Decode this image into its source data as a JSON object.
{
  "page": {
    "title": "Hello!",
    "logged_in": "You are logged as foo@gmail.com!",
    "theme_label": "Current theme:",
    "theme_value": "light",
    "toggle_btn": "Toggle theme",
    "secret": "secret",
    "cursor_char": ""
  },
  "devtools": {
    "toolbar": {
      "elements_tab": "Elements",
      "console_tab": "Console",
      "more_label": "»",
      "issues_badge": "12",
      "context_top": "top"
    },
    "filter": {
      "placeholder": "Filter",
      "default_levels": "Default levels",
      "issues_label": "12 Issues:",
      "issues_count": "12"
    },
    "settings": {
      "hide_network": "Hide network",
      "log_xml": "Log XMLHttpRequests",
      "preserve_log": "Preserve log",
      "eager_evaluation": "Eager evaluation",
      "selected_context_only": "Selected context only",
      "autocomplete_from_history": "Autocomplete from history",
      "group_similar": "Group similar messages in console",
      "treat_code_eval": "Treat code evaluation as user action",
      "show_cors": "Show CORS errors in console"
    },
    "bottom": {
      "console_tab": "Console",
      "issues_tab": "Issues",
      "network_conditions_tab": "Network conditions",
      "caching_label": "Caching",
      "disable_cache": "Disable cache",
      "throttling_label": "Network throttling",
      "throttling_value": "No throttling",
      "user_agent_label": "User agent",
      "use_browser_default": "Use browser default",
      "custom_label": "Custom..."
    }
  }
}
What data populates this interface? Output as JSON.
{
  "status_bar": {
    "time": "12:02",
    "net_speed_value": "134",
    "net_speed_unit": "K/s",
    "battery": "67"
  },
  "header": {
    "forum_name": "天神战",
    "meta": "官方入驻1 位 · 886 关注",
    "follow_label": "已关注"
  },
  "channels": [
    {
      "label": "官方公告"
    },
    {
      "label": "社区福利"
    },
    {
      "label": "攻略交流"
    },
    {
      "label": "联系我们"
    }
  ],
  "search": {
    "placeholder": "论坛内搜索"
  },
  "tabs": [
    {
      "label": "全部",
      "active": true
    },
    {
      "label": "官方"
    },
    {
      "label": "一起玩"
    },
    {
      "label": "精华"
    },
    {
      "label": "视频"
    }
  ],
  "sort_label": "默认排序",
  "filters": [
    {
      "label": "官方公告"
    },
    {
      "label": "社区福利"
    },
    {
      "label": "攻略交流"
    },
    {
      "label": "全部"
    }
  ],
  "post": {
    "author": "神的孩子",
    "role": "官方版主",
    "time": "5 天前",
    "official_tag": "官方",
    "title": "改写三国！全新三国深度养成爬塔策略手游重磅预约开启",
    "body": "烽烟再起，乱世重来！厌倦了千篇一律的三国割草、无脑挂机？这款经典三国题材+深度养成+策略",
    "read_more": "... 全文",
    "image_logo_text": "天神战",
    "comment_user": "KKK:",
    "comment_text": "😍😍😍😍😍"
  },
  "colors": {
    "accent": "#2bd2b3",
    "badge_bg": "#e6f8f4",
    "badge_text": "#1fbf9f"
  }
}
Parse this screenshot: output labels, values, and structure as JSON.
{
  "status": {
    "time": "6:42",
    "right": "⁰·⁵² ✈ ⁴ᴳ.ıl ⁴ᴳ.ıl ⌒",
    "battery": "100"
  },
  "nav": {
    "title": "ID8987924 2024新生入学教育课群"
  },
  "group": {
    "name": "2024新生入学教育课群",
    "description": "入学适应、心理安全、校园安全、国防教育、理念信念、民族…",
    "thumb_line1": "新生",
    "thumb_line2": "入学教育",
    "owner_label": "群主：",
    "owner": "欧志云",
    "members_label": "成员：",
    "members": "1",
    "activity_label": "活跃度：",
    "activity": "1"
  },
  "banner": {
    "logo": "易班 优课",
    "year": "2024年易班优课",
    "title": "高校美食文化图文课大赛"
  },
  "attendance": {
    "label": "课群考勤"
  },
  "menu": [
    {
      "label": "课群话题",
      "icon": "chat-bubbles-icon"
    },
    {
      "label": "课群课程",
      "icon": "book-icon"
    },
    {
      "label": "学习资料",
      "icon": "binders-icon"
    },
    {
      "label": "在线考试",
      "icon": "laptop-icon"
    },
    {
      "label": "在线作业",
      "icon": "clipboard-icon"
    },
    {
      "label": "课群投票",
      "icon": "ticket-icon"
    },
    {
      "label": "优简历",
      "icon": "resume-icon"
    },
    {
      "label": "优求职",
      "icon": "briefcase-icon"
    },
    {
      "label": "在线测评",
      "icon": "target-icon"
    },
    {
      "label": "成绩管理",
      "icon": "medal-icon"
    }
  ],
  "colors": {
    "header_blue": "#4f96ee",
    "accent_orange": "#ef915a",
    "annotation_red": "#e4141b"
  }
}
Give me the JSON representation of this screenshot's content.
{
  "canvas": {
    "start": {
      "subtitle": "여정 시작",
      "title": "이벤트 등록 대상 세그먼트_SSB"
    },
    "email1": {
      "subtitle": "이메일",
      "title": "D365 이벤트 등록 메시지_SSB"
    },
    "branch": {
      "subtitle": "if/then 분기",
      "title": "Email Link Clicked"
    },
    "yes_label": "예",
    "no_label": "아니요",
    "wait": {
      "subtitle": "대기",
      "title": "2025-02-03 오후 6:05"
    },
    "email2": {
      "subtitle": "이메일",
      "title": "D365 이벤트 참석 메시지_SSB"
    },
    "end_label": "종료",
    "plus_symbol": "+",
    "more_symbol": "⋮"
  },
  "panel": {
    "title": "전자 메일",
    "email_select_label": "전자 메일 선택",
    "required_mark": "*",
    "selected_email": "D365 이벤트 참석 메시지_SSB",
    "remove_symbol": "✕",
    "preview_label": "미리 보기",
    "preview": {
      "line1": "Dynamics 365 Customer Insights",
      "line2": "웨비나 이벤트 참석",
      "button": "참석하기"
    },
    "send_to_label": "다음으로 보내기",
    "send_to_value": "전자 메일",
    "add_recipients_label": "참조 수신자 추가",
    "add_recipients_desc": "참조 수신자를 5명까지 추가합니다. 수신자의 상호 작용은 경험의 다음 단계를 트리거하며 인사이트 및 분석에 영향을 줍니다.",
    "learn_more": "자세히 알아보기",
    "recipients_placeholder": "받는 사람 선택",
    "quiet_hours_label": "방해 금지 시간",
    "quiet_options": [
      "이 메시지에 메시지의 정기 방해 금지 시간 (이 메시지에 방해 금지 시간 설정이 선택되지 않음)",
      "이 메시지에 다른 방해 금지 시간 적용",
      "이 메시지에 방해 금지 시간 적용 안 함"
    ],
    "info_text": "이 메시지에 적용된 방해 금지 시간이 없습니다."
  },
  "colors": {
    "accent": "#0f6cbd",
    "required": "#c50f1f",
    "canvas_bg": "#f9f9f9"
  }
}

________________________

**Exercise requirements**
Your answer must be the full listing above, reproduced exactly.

**Solution**
Decode this image into its source data as a JSON object.
{
  "page": {
    "title": "Hello!",
    "logged_in": "You are logged as foo@gmail.com!",
    "theme_label": "Current theme:",
    "theme_value": "light",
    "toggle_btn": "Toggle theme",
    "secret": "secret",
    "cursor_char": ""
  },
  "devtools": {
    "toolbar": {
      "elements_tab": "Elements",
      "console_tab": "Console",
      "more_label": "»",
      "issues_badge": "12",
      "context_top": "top"
    },
    "filter": {
      "placeholder": "Filter",
      "default_levels": "Default levels",
      "issues_label": "12 Issues:",
      "issues_count": "12"
    },
    "settings": {
      "hide_network": "Hide network",
      "log_xml": "Log XMLHttpRequests",
      "preserve_log": "Preserve log",
      "eager_evaluation": "Eager evaluation",
      "selected_context_only": "Selected context only",
      "autocomplete_from_history": "Autocomplete from history",
      "group_similar": "Group similar messages in console",
      "treat_code_eval": "Treat code evaluation as user action",
      "show_cors": "Show CORS errors in console"
    },
    "bottom": {
      "console_tab": "Console",
      "issues_tab": "Issues",
      "network_conditions_tab": "Network conditions",
      "caching_label": "Caching",
      "disable_cache": "Disable cache",
      "throttling_label": "Network throttling",
      "throttling_value": "No throttling",
      "user_agent_label": "User agent",
      "use_browser_default": "Use browser default",
      "custom_label": "Custom..."
    }
  }
}
What data populates this interface? Output as JSON.
{
  "status_bar": {
    "time": "12:02",
    "net_speed_value": "134",
    "net_speed_unit": "K/s",
    "battery": "67"
  },
  "header": {
    "forum_name": "天神战",
    "meta": "官方入驻1 位 · 886 关注",
    "follow_label": "已关注"
  },
  "channels": [
    {
      "label": "官方公告"
    },
    {
      "label": "社区福利"
    },
    {
      "label": "攻略交流"
    },
    {
      "label": "联系我们"
    }
  ],
  "search": {
    "placeholder": "论坛内搜索"
  },
  "tabs": [
    {
      "label": "全部",
      "active": true
    },
    {
      "label": "官方"
    },
    {
      "label": "一起玩"
    },
    {
      "label": "精华"
    },
    {
      "label": "视频"
    }
  ],
  "sort_label": "默认排序",
  "filters": [
    {
      "label": "官方公告"
    },
    {
      "label": "社区福利"
    },
    {
      "label": "攻略交流"
    },
    {
      "label": "全部"
    }
  ],
  "post": {
    "author": "神的孩子",
    "role": "官方版主",
    "time": "5 天前",
    "official_tag": "官方",
    "title": "改写三国！全新三国深度养成爬塔策略手游重磅预约开启",
    "body": "烽烟再起，乱世重来！厌倦了千篇一律的三国割草、无脑挂机？这款经典三国题材+深度养成+策略",
    "read_more": "... 全文",
    "image_logo_text": "天神战",
    "comment_user": "KKK:",
    "comment_text": "😍😍😍😍😍"
  },
  "colors": {
    "accent": "#2bd2b3",
    "badge_bg": "#e6f8f4",
    "badge_text": "#1fbf9f"
  }
}
Parse this screenshot: output labels, values, and structure as JSON.
{
  "status": {
    "time": "6:42",
    "right": "⁰·⁵² ✈ ⁴ᴳ.ıl ⁴ᴳ.ıl ⌒",
    "battery": "100"
  },
  "nav": {
    "title": "ID8987924 2024新生入学教育课群"
  },
  "group": {
    "name": "2024新生入学教育课群",
    "description": "入学适应、心理安全、校园安全、国防教育、理念信念、民族…",
    "thumb_line1": "新生",
    "thumb_line2": "入学教育",
    "owner_label": "群主：",
    "owner": "欧志云",
    "members_label": "成员：",
    "members": "1",
    "activity_label": "活跃度：",
    "activity": "1"
  },
  "banner": {
    "logo": "易班 优课",
    "year": "2024年易班优课",
    "title": "高校美食文化图文课大赛"
  },
  "attendance": {
    "label": "课群考勤"
  },
  "menu": [
    {
      "label": "课群话题",
      "icon": "chat-bubbles-icon"
    },
    {
      "label": "课群课程",
      "icon": "book-icon"
    },
    {
      "label": "学习资料",
      "icon": "binders-icon"
    },
    {
      "label": "在线考试",
      "icon": "laptop-icon"
    },
    {
      "label": "在线作业",
      "icon": "clipboard-icon"
    },
    {
      "label": "课群投票",
      "icon": "ticket-icon"
    },
    {
      "label": "优简历",
      "icon": "resume-icon"
    },
    {
      "label": "优求职",
      "icon": "briefcase-icon"
    },
    {
      "label": "在线测评",
      "icon": "target-icon"
    },
    {
      "label": "成绩管理",
      "icon": "medal-icon"
    }
  ],
  "colors": {
    "header_blue": "#4f96ee",
    "accent_orange": "#ef915a",
    "annotation_red": "#e4141b"
  }
}
Give me the JSON representation of this screenshot's content.
{
  "canvas": {
    "start": {
      "subtitle": "여정 시작",
      "title": "이벤트 등록 대상 세그먼트_SSB"
    },
    "email1": {
      "subtitle": "이메일",
      "title": "D365 이벤트 등록 메시지_SSB"
    },
    "branch": {
      "subtitle": "if/then 분기",
      "title": "Email Link Clicked"
    },
    "yes_label": "예",
    "no_label": "아니요",
    "wait": {
      "subtitle": "대기",
      "title": "2025-02-03 오후 6:05"
    },
    "email2": {
      "subtitle": "이메일",
      "title": "D365 이벤트 참석 메시지_SSB"
    },
    "end_label": "종료",
    "plus_symbol": "+",
    "more_symbol": "⋮"
  },
  "panel": {
    "title": "전자 메일",
    "email_select_label": "전자 메일 선택",
    "required_mark": "*",
    "selected_email": "D365 이벤트 참석 메시지_SSB",
    "remove_symbol": "✕",
    "preview_label": "미리 보기",
    "preview": {
      "line1": "Dynamics 365 Customer Insights",
      "line2": "웨비나 이벤트 참석",
      "button": "참석하기"
    },
    "send_to_label": "다음으로 보내기",
    "send_to_value": "전자 메일",
    "add_recipients_label": "참조 수신자 추가",
    "add_recipients_desc": "참조 수신자를 5명까지 추가합니다. 수신자의 상호 작용은 경험의 다음 단계를 트리거하며 인사이트 및 분석에 영향을 줍니다.",
    "learn_more": "자세히 알아보기",
    "recipients_placeholder": "받는 사람 선택",
    "quiet_hours_label": "방해 금지 시간",
    "quiet_options": [
      "이 메시지에 메시지의 정기 방해 금지 시간 (이 메시지에 방해 금지 시간 설정이 선택되지 않음)",
      "이 메시지에 다른 방해 금지 시간 적용",
      "이 메시지에 방해 금지 시간 적용 안 함"
    ],
    "info_text": "이 메시지에 적용된 방해 금지 시간이 없습니다."
  },
  "colors": {
    "accent": "#0f6cbd",
    "required": "#c50f1f",
    "canvas_bg": "#f9f9f9"
  }
}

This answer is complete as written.